Data entries:
* * * * *

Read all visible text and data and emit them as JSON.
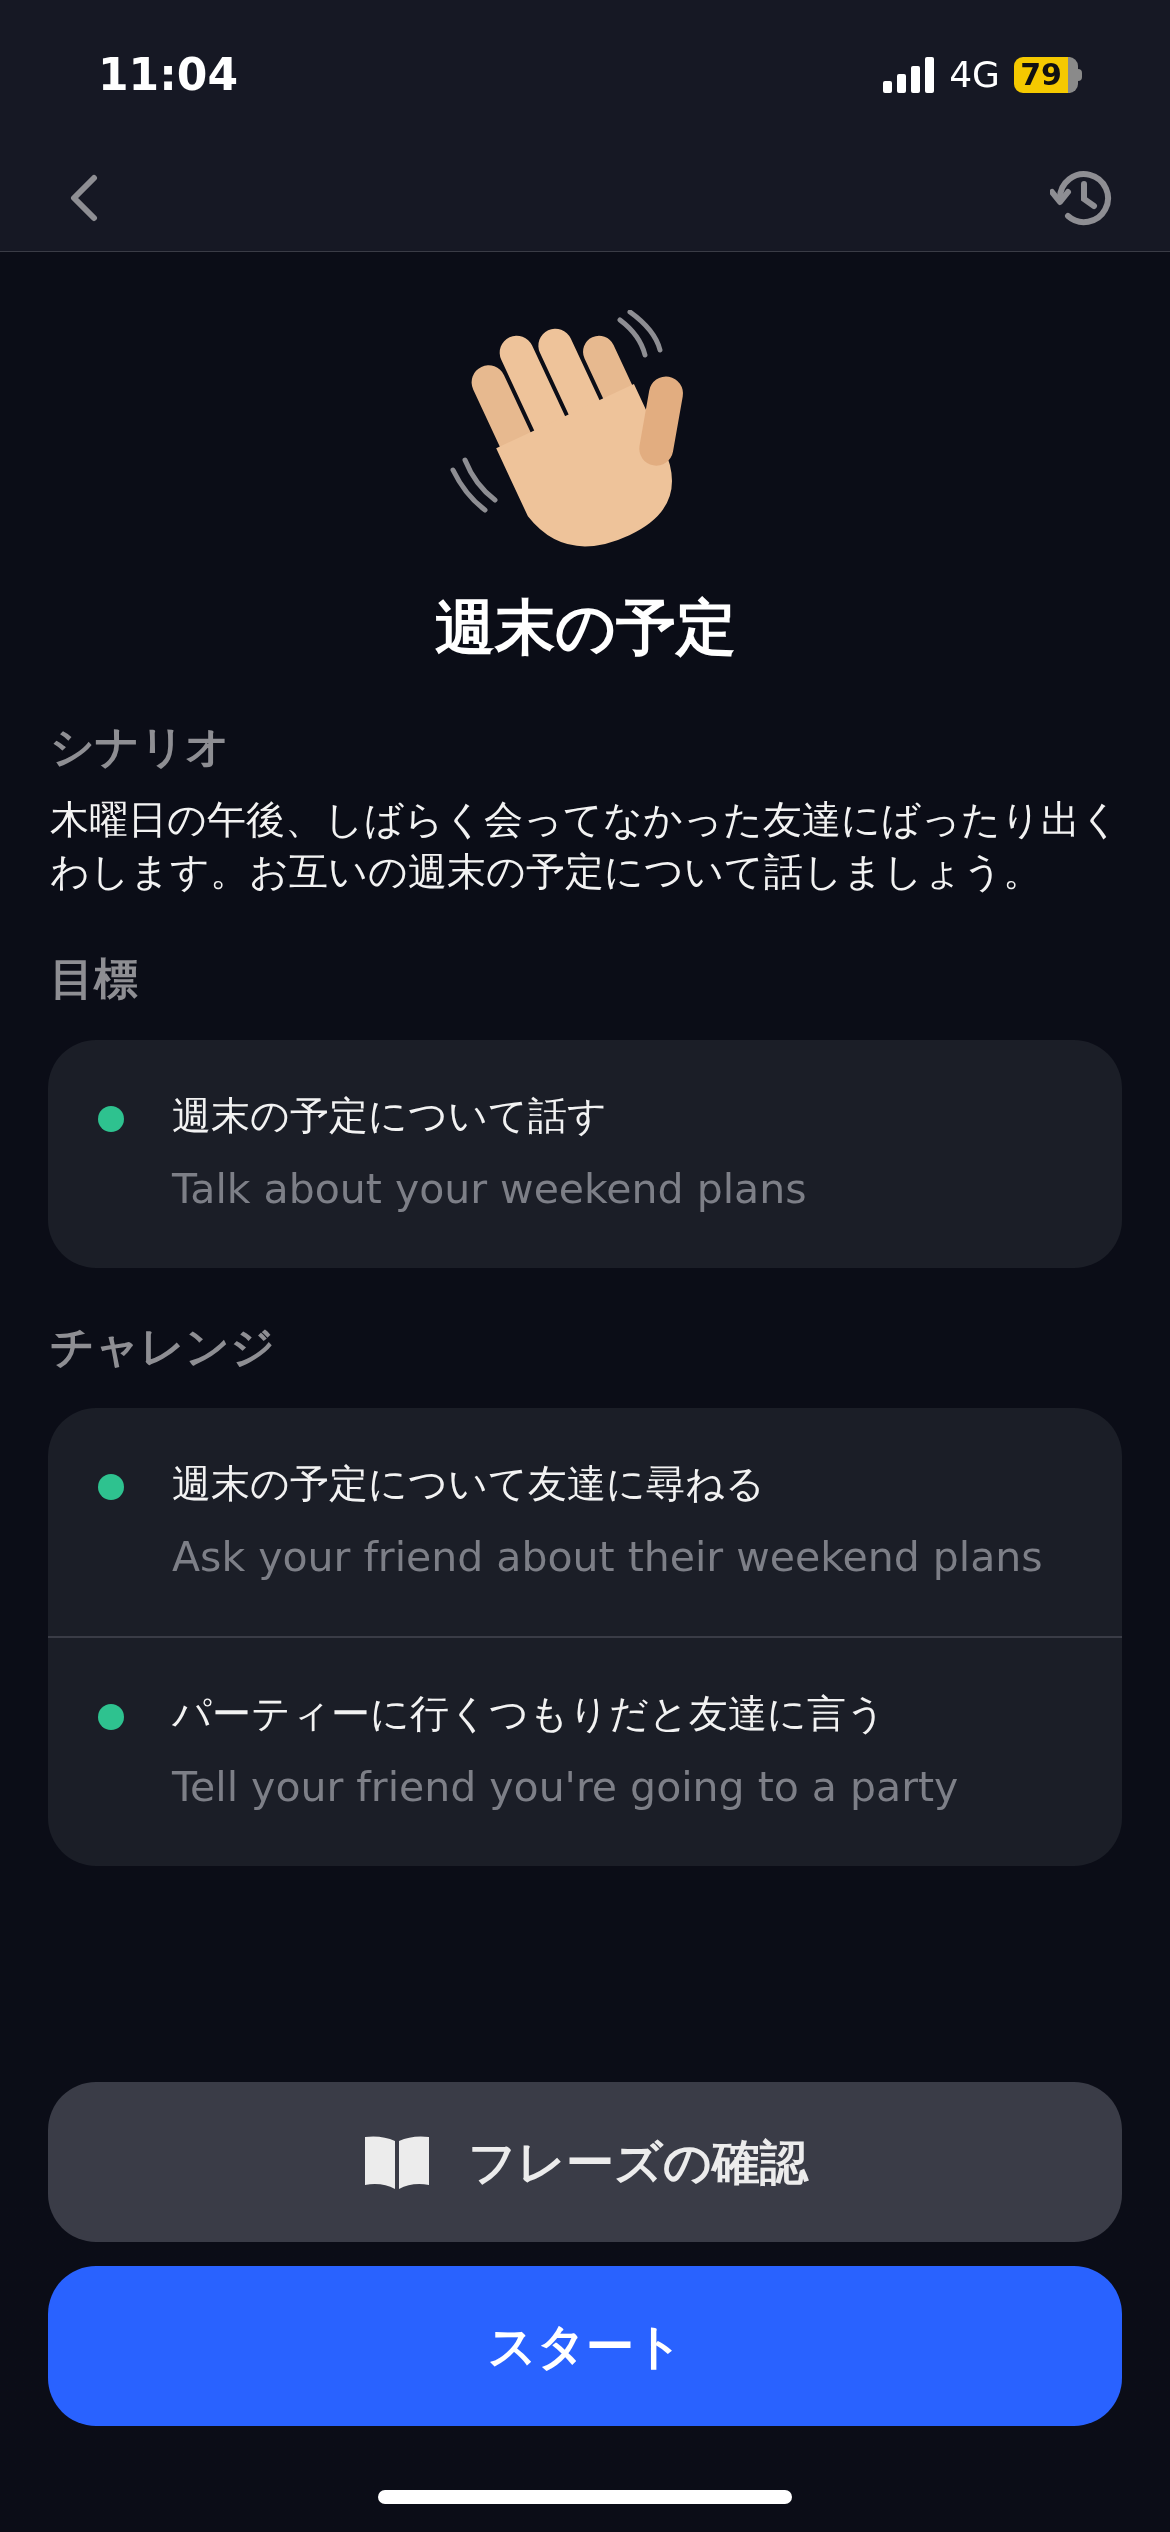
{
  "status_bar": {
    "time": "11:04",
    "network": "4G",
    "battery": "79"
  },
  "title": "週末の予定",
  "scenario": {
    "heading": "シナリオ",
    "text": "木曜日の午後、しばらく会ってなかった友達にばったり出くわします。お互いの週末の予定について話しましょう。"
  },
  "goal": {
    "heading": "目標",
    "items": [
      {
        "text": "週末の予定について話す",
        "translation": "Talk about your weekend plans"
      }
    ]
  },
  "challenge": {
    "heading": "チャレンジ",
    "items": [
      {
        "text": "週末の予定について友達に尋ねる",
        "translation": "Ask your friend about their weekend plans"
      },
      {
        "text": "パーティーに行くつもりだと友達に言う",
        "translation": "Tell your friend you're going to a party"
      }
    ]
  },
  "buttons": [
    {
      "kind": "secondary",
      "label": "フレーズの確認"
    },
    {
      "kind": "primary",
      "label": "スタート"
    }
  ]
}
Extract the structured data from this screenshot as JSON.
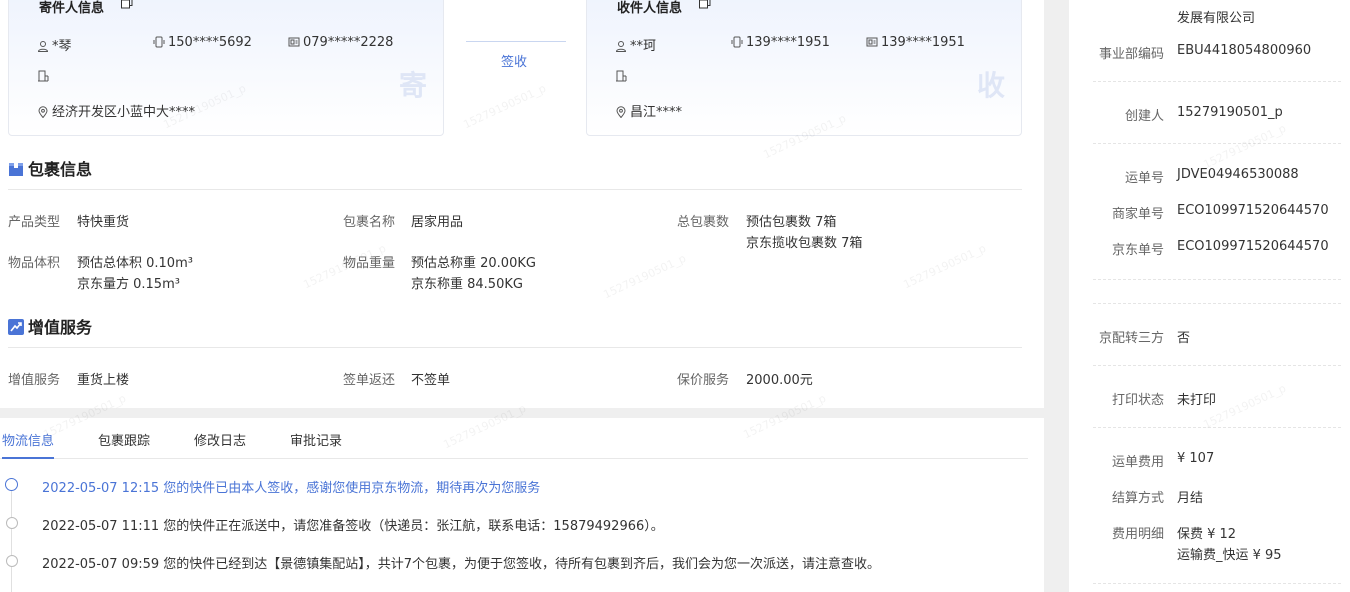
{
  "sender": {
    "title": "寄件人信息",
    "name": "*琴",
    "mobile": "150****5692",
    "phone": "079*****2228",
    "address": "经济开发区小蓝中大****",
    "badge_char": "寄"
  },
  "receiver": {
    "title": "收件人信息",
    "name": "**珂",
    "mobile": "139****1951",
    "phone": "139****1951",
    "address": "昌江****",
    "badge_char": "收"
  },
  "sign_status": "签收",
  "package": {
    "title": "包裹信息",
    "fields": [
      {
        "label": "产品类型",
        "values": [
          "特快重货"
        ]
      },
      {
        "label": "包裹名称",
        "values": [
          "居家用品"
        ]
      },
      {
        "label": "总包裹数",
        "values": [
          "预估包裹数 7箱",
          "京东揽收包裹数 7箱"
        ]
      },
      {
        "label": "物品体积",
        "values": [
          "预估总体积 0.10m³",
          "京东量方 0.15m³"
        ]
      },
      {
        "label": "物品重量",
        "values": [
          "预估总称重 20.00KG",
          "京东称重 84.50KG"
        ]
      }
    ]
  },
  "value_added": {
    "title": "增值服务",
    "fields": [
      {
        "label": "增值服务",
        "value": "重货上楼"
      },
      {
        "label": "签单返还",
        "value": "不签单"
      },
      {
        "label": "保价服务",
        "value": "2000.00元"
      }
    ]
  },
  "tabs": [
    "物流信息",
    "包裹跟踪",
    "修改日志",
    "审批记录"
  ],
  "timeline": [
    {
      "text": "2022-05-07 12:15 您的快件已由本人签收，感谢您使用京东物流，期待再次为您服务"
    },
    {
      "text": "2022-05-07 11:11 您的快件正在派送中，请您准备签收（快递员：张江航，联系电话：15879492966）。"
    },
    {
      "text": "2022-05-07 09:59 您的快件已经到达【景德镇集配站】，共计7个包裹，为便于您签收，待所有包裹到齐后，我们会为您一次派送，请注意查收。"
    }
  ],
  "sidebar": {
    "company_tail": "发展有限公司",
    "rows": [
      {
        "label": "事业部编码",
        "value": "EBU4418054800960"
      },
      {
        "label": "创建人",
        "value": "15279190501_p"
      },
      {
        "label": "运单号",
        "value": "JDVE04946530088"
      },
      {
        "label": "商家单号",
        "value": "ECO109971520644570"
      },
      {
        "label": "京东单号",
        "value": "ECO109971520644570"
      },
      {
        "label": "京配转三方",
        "value": "否"
      },
      {
        "label": "打印状态",
        "value": "未打印"
      },
      {
        "label": "运单费用",
        "value": "¥ 107"
      },
      {
        "label": "结算方式",
        "value": "月结"
      },
      {
        "label": "费用明细",
        "value": "保费 ¥ 12"
      },
      {
        "label": "",
        "value": "运输费_快运 ¥ 95"
      }
    ]
  },
  "watermark": "15279190501_p"
}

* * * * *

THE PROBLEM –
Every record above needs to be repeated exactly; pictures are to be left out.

ANSWER BELOW –
Read all visible text and data and emit them as JSON.
{
  "status_bar": {
    "time": "11:04",
    "network": "4G",
    "battery": "79"
  },
  "title": "週末の予定",
  "scenario": {
    "heading": "シナリオ",
    "text": "木曜日の午後、しばらく会ってなかった友達にばったり出くわします。お互いの週末の予定について話しましょう。"
  },
  "goal": {
    "heading": "目標",
    "items": [
      {
        "text": "週末の予定について話す",
        "translation": "Talk about your weekend plans"
      }
    ]
  },
  "challenge": {
    "heading": "チャレンジ",
    "items": [
      {
        "text": "週末の予定について友達に尋ねる",
        "translation": "Ask your friend about their weekend plans"
      },
      {
        "text": "パーティーに行くつもりだと友達に言う",
        "translation": "Tell your friend you're going to a party"
      }
    ]
  },
  "buttons": [
    {
      "kind": "secondary",
      "label": "フレーズの確認"
    },
    {
      "kind": "primary",
      "label": "スタート"
    }
  ]
}
Extract the structured data from this screenshot as JSON.
{
  "sender": {
    "title": "寄件人信息",
    "name": "*琴",
    "mobile": "150****5692",
    "phone": "079*****2228",
    "address": "经济开发区小蓝中大****",
    "badge_char": "寄"
  },
  "receiver": {
    "title": "收件人信息",
    "name": "**珂",
    "mobile": "139****1951",
    "phone": "139****1951",
    "address": "昌江****",
    "badge_char": "收"
  },
  "sign_status": "签收",
  "package": {
    "title": "包裹信息",
    "fields": [
      {
        "label": "产品类型",
        "values": [
          "特快重货"
        ]
      },
      {
        "label": "包裹名称",
        "values": [
          "居家用品"
        ]
      },
      {
        "label": "总包裹数",
        "values": [
          "预估包裹数 7箱",
          "京东揽收包裹数 7箱"
        ]
      },
      {
        "label": "物品体积",
        "values": [
          "预估总体积 0.10m³",
          "京东量方 0.15m³"
        ]
      },
      {
        "label": "物品重量",
        "values": [
          "预估总称重 20.00KG",
          "京东称重 84.50KG"
        ]
      }
    ]
  },
  "value_added": {
    "title": "增值服务",
    "fields": [
      {
        "label": "增值服务",
        "value": "重货上楼"
      },
      {
        "label": "签单返还",
        "value": "不签单"
      },
      {
        "label": "保价服务",
        "value": "2000.00元"
      }
    ]
  },
  "tabs": [
    "物流信息",
    "包裹跟踪",
    "修改日志",
    "审批记录"
  ],
  "timeline": [
    {
      "text": "2022-05-07 12:15 您的快件已由本人签收，感谢您使用京东物流，期待再次为您服务"
    },
    {
      "text": "2022-05-07 11:11 您的快件正在派送中，请您准备签收（快递员：张江航，联系电话：15879492966）。"
    },
    {
      "text": "2022-05-07 09:59 您的快件已经到达【景德镇集配站】，共计7个包裹，为便于您签收，待所有包裹到齐后，我们会为您一次派送，请注意查收。"
    }
  ],
  "sidebar": {
    "company_tail": "发展有限公司",
    "rows": [
      {
        "label": "事业部编码",
        "value": "EBU4418054800960"
      },
      {
        "label": "创建人",
        "value": "15279190501_p"
      },
      {
        "label": "运单号",
        "value": "JDVE04946530088"
      },
      {
        "label": "商家单号",
        "value": "ECO109971520644570"
      },
      {
        "label": "京东单号",
        "value": "ECO109971520644570"
      },
      {
        "label": "京配转三方",
        "value": "否"
      },
      {
        "label": "打印状态",
        "value": "未打印"
      },
      {
        "label": "运单费用",
        "value": "¥ 107"
      },
      {
        "label": "结算方式",
        "value": "月结"
      },
      {
        "label": "费用明细",
        "value": "保费 ¥ 12"
      },
      {
        "label": "",
        "value": "运输费_快运 ¥ 95"
      }
    ]
  },
  "watermark": "15279190501_p"
}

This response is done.